After six months of President Biden in office, and repeatedly dashed hopes at a nuclear deal with Iran, failing to come to an agreement means instead of lifting sanctions the U.S. is considering putting restrictions on oil sales between Iran and China.
This week, U.S. officials told the Wall Street Journal that new sanctions could go into effect if Iran does not agree to a nuclear deal. The U.S. hopes that by threatening one of Iran’s most important markets, owing to the current sanctions, it will put pressure on Iran to come to a nuclear agreement sooner rather than later.
The U.S. has been working with European and international partners in Vienna in recent months in an effort to restore the 2015 Joint Comprehensive Plan of Action (JCPOA), reducing sanctions on the country’s oil sales in return for nuclear cooperation.
At present, Iran exports around a million barrels a day of crude to China, in a growing trade route that’s been overlooked by the U.S. as nuclear talks looked increasingly promising. However, the U.S. may persuade Iran’s top importer, as well as another major importer India, to cut imports from the oil-rich state.
However, nuclear talks between the two countries are expected to be on hold until at least August after Iran’s new president, Ebrahim Raisi, is sworn into office at the beginning of the month. After this, a seventh-round of negotiations is expected to take place in Vienna to attempt an agreement on nuclear deal and sanction reductions, according to officials.
Sanctions have been in place on Iranian oil since President Donald Trump removed the JCPOA in 2018, leading to Iran breaking the agreement’s nuclear covenants in response.

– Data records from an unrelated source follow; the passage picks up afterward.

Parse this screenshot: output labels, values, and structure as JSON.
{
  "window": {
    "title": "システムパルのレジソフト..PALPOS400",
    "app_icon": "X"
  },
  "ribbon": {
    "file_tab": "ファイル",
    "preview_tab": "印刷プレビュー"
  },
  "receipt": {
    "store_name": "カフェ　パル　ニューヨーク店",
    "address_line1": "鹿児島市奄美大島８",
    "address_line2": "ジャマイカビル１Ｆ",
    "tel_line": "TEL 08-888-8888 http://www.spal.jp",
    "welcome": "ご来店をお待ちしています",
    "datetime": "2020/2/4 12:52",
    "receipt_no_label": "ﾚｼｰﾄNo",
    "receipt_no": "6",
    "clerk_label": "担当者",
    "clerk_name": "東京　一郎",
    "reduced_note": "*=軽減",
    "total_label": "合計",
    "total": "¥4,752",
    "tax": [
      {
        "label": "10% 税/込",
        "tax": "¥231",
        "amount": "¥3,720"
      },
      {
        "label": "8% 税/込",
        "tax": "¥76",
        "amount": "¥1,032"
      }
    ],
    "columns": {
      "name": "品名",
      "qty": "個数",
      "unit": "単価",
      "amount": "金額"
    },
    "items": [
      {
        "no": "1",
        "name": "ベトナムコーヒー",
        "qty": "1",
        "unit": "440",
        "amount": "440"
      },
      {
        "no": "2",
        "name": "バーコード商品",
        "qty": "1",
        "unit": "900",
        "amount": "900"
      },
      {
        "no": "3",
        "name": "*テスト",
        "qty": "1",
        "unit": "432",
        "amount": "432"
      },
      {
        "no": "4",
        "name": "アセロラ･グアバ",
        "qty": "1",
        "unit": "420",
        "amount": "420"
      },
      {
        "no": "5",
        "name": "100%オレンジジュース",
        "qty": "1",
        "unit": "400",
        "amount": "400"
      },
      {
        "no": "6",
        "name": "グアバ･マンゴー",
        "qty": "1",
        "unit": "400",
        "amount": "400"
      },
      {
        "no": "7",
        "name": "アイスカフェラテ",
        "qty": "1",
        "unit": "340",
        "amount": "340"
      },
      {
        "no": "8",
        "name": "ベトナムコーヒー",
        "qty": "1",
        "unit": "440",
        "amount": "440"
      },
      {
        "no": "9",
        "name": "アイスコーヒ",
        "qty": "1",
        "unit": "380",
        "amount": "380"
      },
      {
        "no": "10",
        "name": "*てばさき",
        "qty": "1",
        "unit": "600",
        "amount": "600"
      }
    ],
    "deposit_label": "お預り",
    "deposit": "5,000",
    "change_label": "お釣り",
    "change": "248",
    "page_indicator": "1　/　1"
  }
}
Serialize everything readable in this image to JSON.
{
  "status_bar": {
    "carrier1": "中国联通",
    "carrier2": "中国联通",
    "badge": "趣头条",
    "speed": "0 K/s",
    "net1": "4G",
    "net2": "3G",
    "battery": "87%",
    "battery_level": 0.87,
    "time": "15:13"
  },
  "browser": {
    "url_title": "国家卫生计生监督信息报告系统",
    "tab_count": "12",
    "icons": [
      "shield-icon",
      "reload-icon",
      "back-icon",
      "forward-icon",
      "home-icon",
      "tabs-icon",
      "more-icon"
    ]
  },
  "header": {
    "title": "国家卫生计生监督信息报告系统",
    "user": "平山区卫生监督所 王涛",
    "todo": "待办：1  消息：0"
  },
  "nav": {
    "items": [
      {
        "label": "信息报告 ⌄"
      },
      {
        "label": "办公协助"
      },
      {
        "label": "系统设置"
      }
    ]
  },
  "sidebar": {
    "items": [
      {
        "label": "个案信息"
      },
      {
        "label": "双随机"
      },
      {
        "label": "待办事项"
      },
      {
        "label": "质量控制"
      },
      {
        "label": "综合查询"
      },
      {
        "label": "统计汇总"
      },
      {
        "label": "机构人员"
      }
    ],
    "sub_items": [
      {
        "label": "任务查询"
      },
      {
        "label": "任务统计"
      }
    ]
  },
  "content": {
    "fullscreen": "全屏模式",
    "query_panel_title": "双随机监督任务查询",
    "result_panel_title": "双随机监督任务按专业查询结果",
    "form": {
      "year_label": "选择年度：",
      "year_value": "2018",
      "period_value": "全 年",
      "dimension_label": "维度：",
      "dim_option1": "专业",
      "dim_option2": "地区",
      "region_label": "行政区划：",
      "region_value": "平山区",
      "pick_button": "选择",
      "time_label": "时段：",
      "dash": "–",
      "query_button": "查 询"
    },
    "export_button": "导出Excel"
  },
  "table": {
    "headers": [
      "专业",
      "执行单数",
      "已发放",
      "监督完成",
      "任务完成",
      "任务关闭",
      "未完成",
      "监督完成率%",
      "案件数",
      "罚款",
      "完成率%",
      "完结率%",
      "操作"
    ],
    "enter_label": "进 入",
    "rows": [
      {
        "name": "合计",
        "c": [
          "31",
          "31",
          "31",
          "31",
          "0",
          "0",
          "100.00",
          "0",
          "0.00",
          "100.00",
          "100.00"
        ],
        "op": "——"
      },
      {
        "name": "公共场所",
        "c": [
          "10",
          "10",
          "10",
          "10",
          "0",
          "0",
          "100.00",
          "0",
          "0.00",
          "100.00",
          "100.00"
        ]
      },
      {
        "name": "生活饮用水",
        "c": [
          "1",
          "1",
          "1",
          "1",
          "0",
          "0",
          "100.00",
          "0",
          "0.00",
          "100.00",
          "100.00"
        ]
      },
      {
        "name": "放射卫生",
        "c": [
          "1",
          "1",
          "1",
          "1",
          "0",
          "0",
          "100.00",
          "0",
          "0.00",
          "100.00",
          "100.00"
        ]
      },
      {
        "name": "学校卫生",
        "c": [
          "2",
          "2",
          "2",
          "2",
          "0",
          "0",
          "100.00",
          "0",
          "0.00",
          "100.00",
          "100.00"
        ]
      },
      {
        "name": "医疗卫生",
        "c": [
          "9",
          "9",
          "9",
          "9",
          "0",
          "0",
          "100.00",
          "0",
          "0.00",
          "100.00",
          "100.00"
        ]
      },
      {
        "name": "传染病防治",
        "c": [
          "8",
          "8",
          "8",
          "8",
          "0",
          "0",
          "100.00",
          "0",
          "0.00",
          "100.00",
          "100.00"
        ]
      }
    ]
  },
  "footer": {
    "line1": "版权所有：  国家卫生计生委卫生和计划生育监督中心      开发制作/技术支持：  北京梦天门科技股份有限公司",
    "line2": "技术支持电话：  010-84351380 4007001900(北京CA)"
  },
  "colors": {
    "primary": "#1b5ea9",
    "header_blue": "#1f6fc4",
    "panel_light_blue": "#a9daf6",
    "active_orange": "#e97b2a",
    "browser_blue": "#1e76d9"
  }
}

But Iran looks to be in no rush to curb its nuclear activities as Tehran has reached near purity in its enriched uranium, which would make it possible to create atomic weapons, as well as preparing the foundations to bring thousands of centrifuges online in 2021.